The cathedral in Salamanca is huge and has been extended a number of times. It is paid entry and as we had already visited a number of cathedrals on our tour we did not want to pay to enter another.
We did though have a careful look around the main portal entrance. The stonework around the portal had recently been restored .It is very intricate, but the stone mason had a wicked sense of humour and amongst the intricate gargoyles and figures, he had carved a spaceman and a dragon eating an ice cream cone!
We also strolled around the university where there are some beautiful buildings eventually making our way to the Plaza Mayor.
The Plaza Mayor in Salamanca is one of the grandest plazas in all of Spain. All four sides are lined with tall Spanish baroque style apartments with decorative wrought iron balconies . Entrance into the square is via small alleyways on each of the 4 corners. Around the base of the apartments are a myriad of cafés and restaurants perfect for sipping a coffee and people watching.
The Plaza was used as the scene for the movie Vantage Point starring Dennis Quaid which is about an attempted assassination of the US President and well worth watching.
Unfortunately on the day of our visit there was set up masses of temporary display booths for a future exhibition which ruined the view of this beautiful plaza.
From the Plaza, we made our way back through the city past the university and cathedral . On the banks of the river stands the art deco museum held inside a beautiful art deco building . We walked from here across the Roman bridge back to Kelpie to return to the Aire for the night.
From Salamanca we stayed in small village Aires until we reached Calais and back to the UK.
Here we completed our first season as campsite wardens split between the beautiful Cotswolds and the stunning Lake District . At the end of our season we headed home to Northern Ireland where we had rented an apartment for 6 months in our home town of Carrickfergus on the shores of Belfast Lough.
Michelle had her hip replacement completed successfully in November and a couple of weeks later we welcomed our grandson Cónan to the world. Over the next number of weeks Michelle started to regain her mobility and at the same time Alan started to lose his! He sustained an injury in his first year as a campsite warden which resulted in a bulged disc . The bulge started pressing on his siatic nerve causing him lower back pain and severe leg pain .He underwent regular physiotherapy and in the end had to have an MRI scan and an appointment with a orthopedic surgeon who recommended time rather than surgery as the best way to recover.
Luckily the pain started to ease just in time for the new season and we secured a position as campsite wardens in the Cambridgeshire Fens for 2018.
Now this season has ended we have just hit the road again in our motorhome leaving for France at the end of October 2018, after a hiatus of 18 months.
So keep a check now for more regular updates as we bring you along with us on our latest travel adventures.

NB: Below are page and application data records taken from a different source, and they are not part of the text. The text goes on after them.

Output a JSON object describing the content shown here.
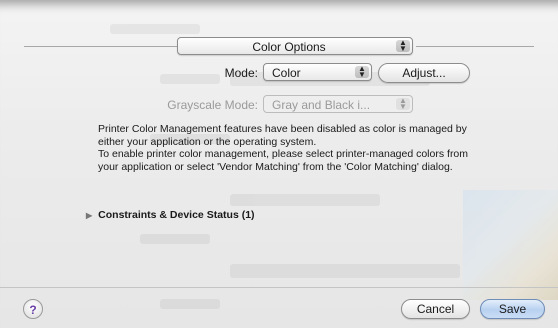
{
  "panel_menu": {
    "selected": "Color Options"
  },
  "mode": {
    "label": "Mode:",
    "selected": "Color"
  },
  "adjust_button": "Adjust...",
  "grayscale": {
    "label": "Grayscale Mode:",
    "selected": "Gray and Black i..."
  },
  "info": {
    "line1": "Printer Color Management features have been disabled as color is managed by either your application or the operating system.",
    "line2": "To enable printer color management, please select printer-managed colors from your application or select 'Vendor Matching' from the 'Color Matching' dialog."
  },
  "disclosure": {
    "label": "Constraints & Device Status (1)"
  },
  "footer": {
    "help": "?",
    "cancel": "Cancel",
    "save": "Save"
  },
  "icons": {
    "arrows": "updown-arrows-icon",
    "disclosure": "disclosure-triangle-icon",
    "help": "help-icon"
  }
}
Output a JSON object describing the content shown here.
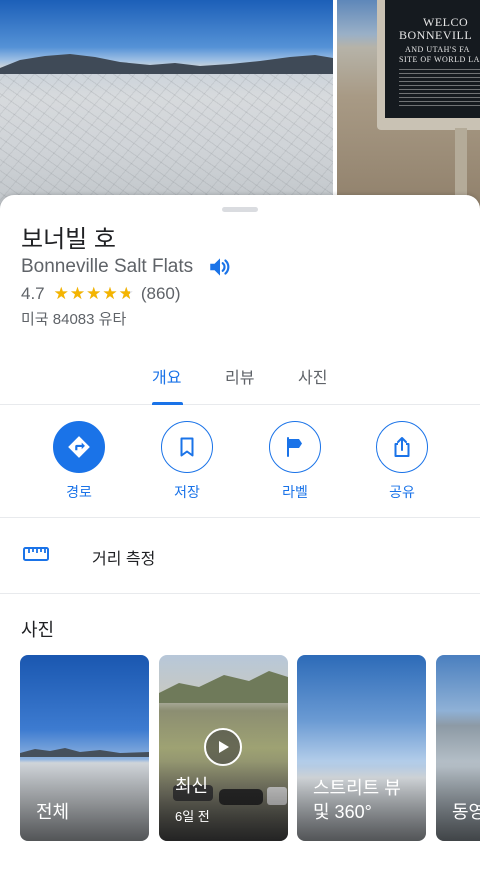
{
  "hero": {
    "sign": {
      "line1": "WELCO",
      "line2": "BONNEVILL",
      "line3": "AND UTAH'S FA",
      "line4": "SITE OF WORLD LA"
    }
  },
  "place": {
    "name_ko": "보너빌 호",
    "name_en": "Bonneville Salt Flats",
    "rating": "4.7",
    "rating_value": 4.7,
    "review_count": "(860)",
    "address": "미국 84083 유타"
  },
  "tabs": [
    {
      "label": "개요",
      "active": true
    },
    {
      "label": "리뷰",
      "active": false
    },
    {
      "label": "사진",
      "active": false
    }
  ],
  "actions": {
    "directions": "경로",
    "save": "저장",
    "label": "라벨",
    "share": "공유"
  },
  "measure": {
    "label": "거리 측정"
  },
  "photos": {
    "heading": "사진",
    "items": [
      {
        "caption": "전체",
        "sub": ""
      },
      {
        "caption": "최신",
        "sub": "6일 전"
      },
      {
        "caption": "스트리트 뷰\n및 360°",
        "line1": "스트리트 뷰",
        "line2": "및 360°"
      },
      {
        "caption": "동영"
      }
    ]
  },
  "colors": {
    "accent": "#1a73e8",
    "star": "#f4b400",
    "text_secondary": "#5f6368"
  }
}
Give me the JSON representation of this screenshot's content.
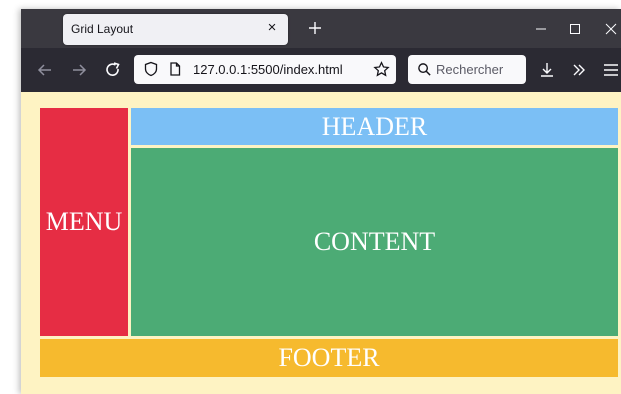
{
  "browser": {
    "tab": {
      "title": "Grid Layout",
      "close_glyph": "×"
    },
    "new_tab_icon": "plus-icon",
    "window_controls": [
      "minimize-icon",
      "maximize-icon",
      "close-icon"
    ],
    "nav": {
      "back_icon": "arrow-left-icon",
      "forward_icon": "arrow-right-icon",
      "reload_icon": "reload-icon",
      "url": "127.0.0.1:5500/index.html",
      "search_placeholder": "Rechercher",
      "right_icons": [
        "download-icon",
        "overflow-chevron-icon",
        "hamburger-menu-icon"
      ]
    }
  },
  "page": {
    "background": "#fef3c3",
    "regions": {
      "menu": {
        "label": "MENU",
        "color": "#e62d44"
      },
      "header": {
        "label": "HEADER",
        "color": "#7bbff5"
      },
      "content": {
        "label": "CONTENT",
        "color": "#4cab75"
      },
      "footer": {
        "label": "FOOTER",
        "color": "#f6ba2e"
      }
    }
  }
}
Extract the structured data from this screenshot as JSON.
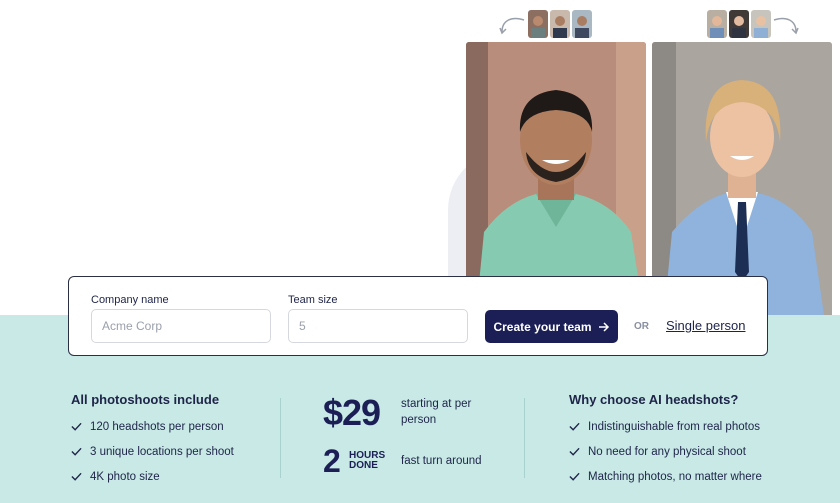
{
  "colors": {
    "teal_band": "#c8e9e6",
    "navy": "#1b1f55",
    "text": "#1e2448",
    "muted": "#8a90a0"
  },
  "form": {
    "company_label": "Company name",
    "company_placeholder": "Acme Corp",
    "team_label": "Team size",
    "team_placeholder": "5",
    "cta_label": "Create your team",
    "cta_icon": "arrow-right-icon",
    "or_label": "OR",
    "single_link": "Single person"
  },
  "includes": {
    "title": "All photoshoots include",
    "items": [
      "120 headshots per person",
      "3 unique locations per shoot",
      "4K photo size"
    ]
  },
  "pricing": {
    "price": "$29",
    "price_note": "starting at per person",
    "hours_value": "2",
    "hours_unit_line1": "HOURS",
    "hours_unit_line2": "DONE",
    "hours_note": "fast turn around"
  },
  "why": {
    "title": "Why choose AI headshots?",
    "items": [
      "Indistinguishable from real photos",
      "No need for any physical shoot",
      "Matching photos, no matter where"
    ]
  }
}
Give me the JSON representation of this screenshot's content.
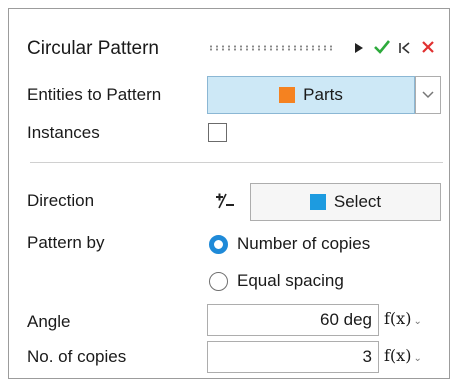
{
  "panel": {
    "title": "Circular Pattern",
    "colors": {
      "accent_green": "#2eaa3c",
      "accent_red": "#e03030",
      "radio_blue": "#1f8ad8",
      "parts_orange": "#f58220",
      "select_blue": "#1d9be0"
    }
  },
  "entities": {
    "label": "Entities to Pattern",
    "button_label": "Parts",
    "swatch_color": "#f58220"
  },
  "instances": {
    "label": "Instances",
    "checked": false
  },
  "direction": {
    "label": "Direction",
    "toggle_glyph": "+/−",
    "select_label": "Select",
    "swatch_color": "#1d9be0"
  },
  "pattern_by": {
    "label": "Pattern by",
    "options": [
      {
        "label": "Number of copies",
        "selected": true
      },
      {
        "label": "Equal spacing",
        "selected": false
      }
    ]
  },
  "angle": {
    "label": "Angle",
    "value": "60 deg"
  },
  "copies": {
    "label": "No. of copies",
    "value": "3"
  },
  "fx_label": "f(x)"
}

Latest posts by Alan @ Going Nomad (see all)
- The End Of The Camino – Santiago de Compostela - January 27, 2019
- On The Route Of The North Camino – Santillana del Mar & Comillas - December 23, 2018
- Bilbao – A Perfect Blend From Old To New - December 20, 2018